Degree Name

Biological Sciences


College of Science

Type of Degree


Document Type


First Advisor

Thomas K. Pauley

Second Advisor

Frank Gilliam

Third Advisor

Elmer Price


Eastern Box Turtles (Terrapene c. carolina) are a terrestrially hibernating reptile found throughout the eastern United States. Despite their prevalence, little, outside of anecdotal observations, is known about their hibernacula selection. This study examines if they preferentially select hibernacula locations, and if so, what characteristics they select in a West Virginia population. Over the course of two years, radio-tagged turtles (n=12) were followed into hibernation in Wayne County, WV. Upon entering hibernation, ~36 data point were collected in a grid-like fashion around the hibernacula, with an additional point collected at the hibernacula. At each point, seven variables were recorded: soil temperature, soil compaction, soil moisture, soil pH, cover depth, cover moisture, and cover type. Results were analyzed using either categorical logistic regression for quantitative data or Ivlev’s (E) and Vanderploeg and Scavia’s (E*) electivity indices for categorical data. The conditional logistical regression showed a significant selection for both soil compaction (p=0.029) and cover depth (p=0.007). The two electivity indices showed a strong selection for mixed deciduous leaf litter as a cover type (E= 0.1264, E*= 0.4486). Thus, Eastern Box Turtles significantly select hibernacula sites with soft, friable soil, where they may dig easier, along with a thick cover of deciduous leaf litter, which provides increased insulation during the winter months. These results correspond with recorded anecdotal observations, thus suggesting this study may have validity throughout much of Terrapene c. carolina’s range, and provide an avenue for further study of their winter ecology, which is necessary for their continuing protection.

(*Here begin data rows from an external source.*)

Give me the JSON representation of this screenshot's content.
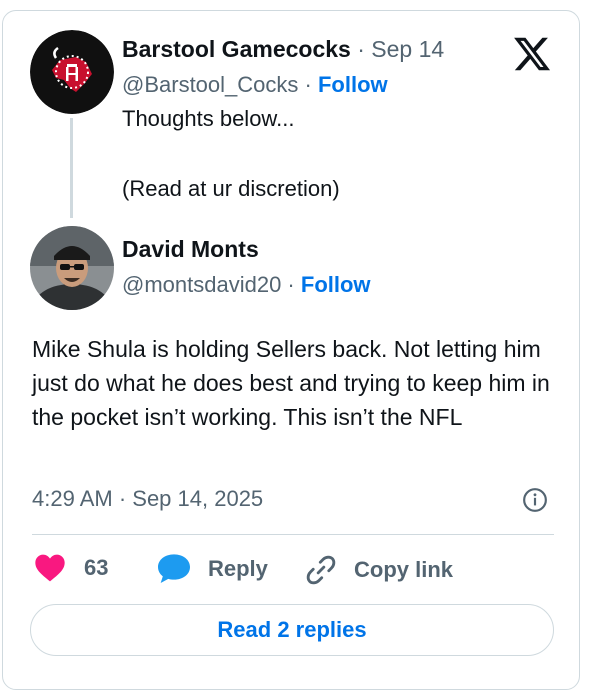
{
  "quoted": {
    "name": "Barstool Gamecocks",
    "separator": " · ",
    "date": "Sep 14",
    "handle": "@Barstool_Cocks",
    "follow": "Follow",
    "text_line1": "Thoughts below...",
    "text_line2": "(Read at ur discretion)"
  },
  "reply_tweet": {
    "name": "David Monts",
    "handle": "@montsdavid20",
    "follow": "Follow",
    "body": "Mike Shula is holding Sellers back. Not letting him just do what he does best and trying to keep him in the pocket isn’t working. This isn’t the NFL",
    "timestamp": "4:29 AM · Sep 14, 2025"
  },
  "actions": {
    "like_count": "63",
    "reply_label": "Reply",
    "copy_label": "Copy link"
  },
  "read_replies": "Read 2 replies",
  "colors": {
    "accent": "#0074e8",
    "like": "#f91880",
    "reply": "#1d9bf0",
    "secondary_text": "#536471",
    "border": "#cfd9de",
    "avatar_bg": "#101010",
    "avatar_red": "#c8102e"
  },
  "icons": [
    "x-logo-icon",
    "info-icon",
    "heart-icon",
    "speech-bubble-icon",
    "link-icon"
  ]
}
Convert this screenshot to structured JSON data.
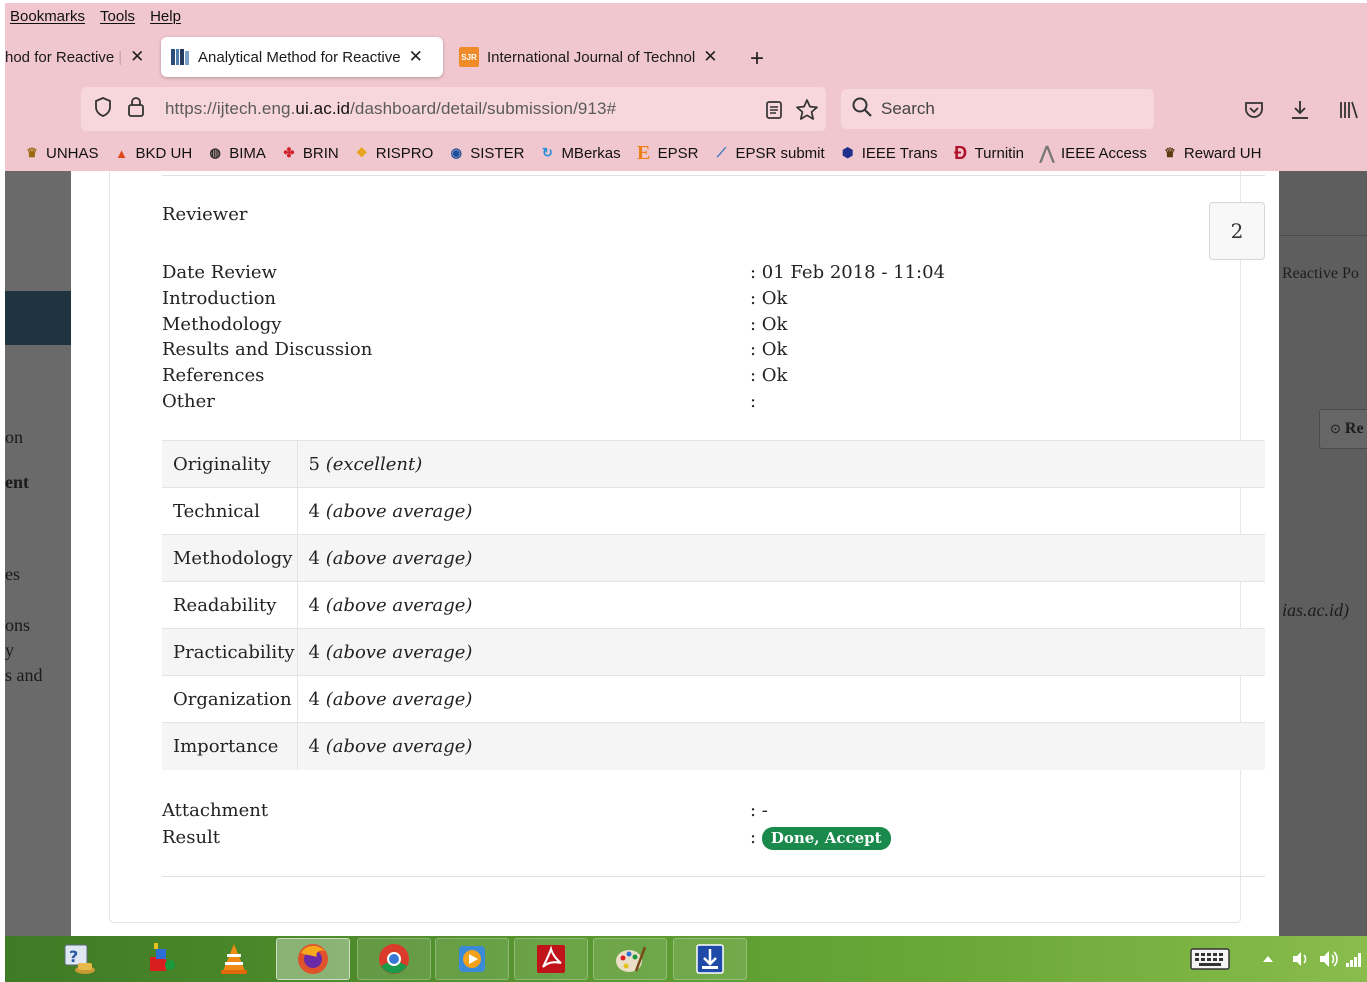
{
  "menubar": [
    "Bookmarks",
    "Tools",
    "Help"
  ],
  "tabs": [
    {
      "title": "hod for Reactive",
      "state": "partial"
    },
    {
      "title": "Analytical Method for Reactive",
      "state": "active"
    },
    {
      "title": "International Journal of Technol",
      "state": "inactive"
    }
  ],
  "url": {
    "prefix": "https://ijtech.eng.",
    "domain": "ui.ac.id",
    "path": "/dashboard/detail/submission/913#"
  },
  "search": {
    "placeholder": "Search"
  },
  "bookmarks": [
    "UNHAS",
    "BKD UH",
    "BIMA",
    "BRIN",
    "RISPRO",
    "SISTER",
    "MBerkas",
    "EPSR",
    "EPSR submit",
    "IEEE Trans",
    "Turnitin",
    "IEEE Access",
    "Reward UH"
  ],
  "background": {
    "left_fragments": [
      "on",
      "ent",
      "es",
      "ons",
      "y",
      "s and"
    ],
    "right_fragments": [
      "Reactive Po",
      "Re",
      "ias.ac.id)"
    ]
  },
  "review": {
    "heading": "Reviewer",
    "number": "2",
    "fields": [
      {
        "label": "Date Review",
        "value": ": 01 Feb 2018 - 11:04"
      },
      {
        "label": "Introduction",
        "value": ": Ok"
      },
      {
        "label": "Methodology",
        "value": ": Ok"
      },
      {
        "label": "Results and Discussion",
        "value": ": Ok"
      },
      {
        "label": "References",
        "value": ": Ok"
      },
      {
        "label": "Other",
        "value": ":"
      }
    ],
    "scores": [
      {
        "criterion": "Originality",
        "score": "5",
        "desc": "(excellent)"
      },
      {
        "criterion": "Technical",
        "score": "4",
        "desc": "(above average)"
      },
      {
        "criterion": "Methodology",
        "score": "4",
        "desc": "(above average)"
      },
      {
        "criterion": "Readability",
        "score": "4",
        "desc": "(above average)"
      },
      {
        "criterion": "Practicability",
        "score": "4",
        "desc": "(above average)"
      },
      {
        "criterion": "Organization",
        "score": "4",
        "desc": "(above average)"
      },
      {
        "criterion": "Importance",
        "score": "4",
        "desc": "(above average)"
      }
    ],
    "attachment": {
      "label": "Attachment",
      "value": ": -"
    },
    "result": {
      "label": "Result",
      "prefix": ":",
      "badge": "Done, Accept",
      "badge_color": "#1a8a4c"
    }
  },
  "colors": {
    "chrome": "#f1c7cf",
    "taskbar": "#5a9a30"
  },
  "taskbar": [
    "help-support-icon",
    "program-installer-icon",
    "vlc-icon",
    "firefox-icon",
    "chrome-icon",
    "media-player-icon",
    "adobe-reader-icon",
    "paint-icon",
    "download-manager-icon"
  ],
  "tray": [
    "keyboard-icon",
    "tray-arrow-icon",
    "speaker-icon",
    "volume-icon",
    "network-icon"
  ]
}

Turtles -- West Virginia -- Ecology.

Box turtle -- West Virginia -- Ecology.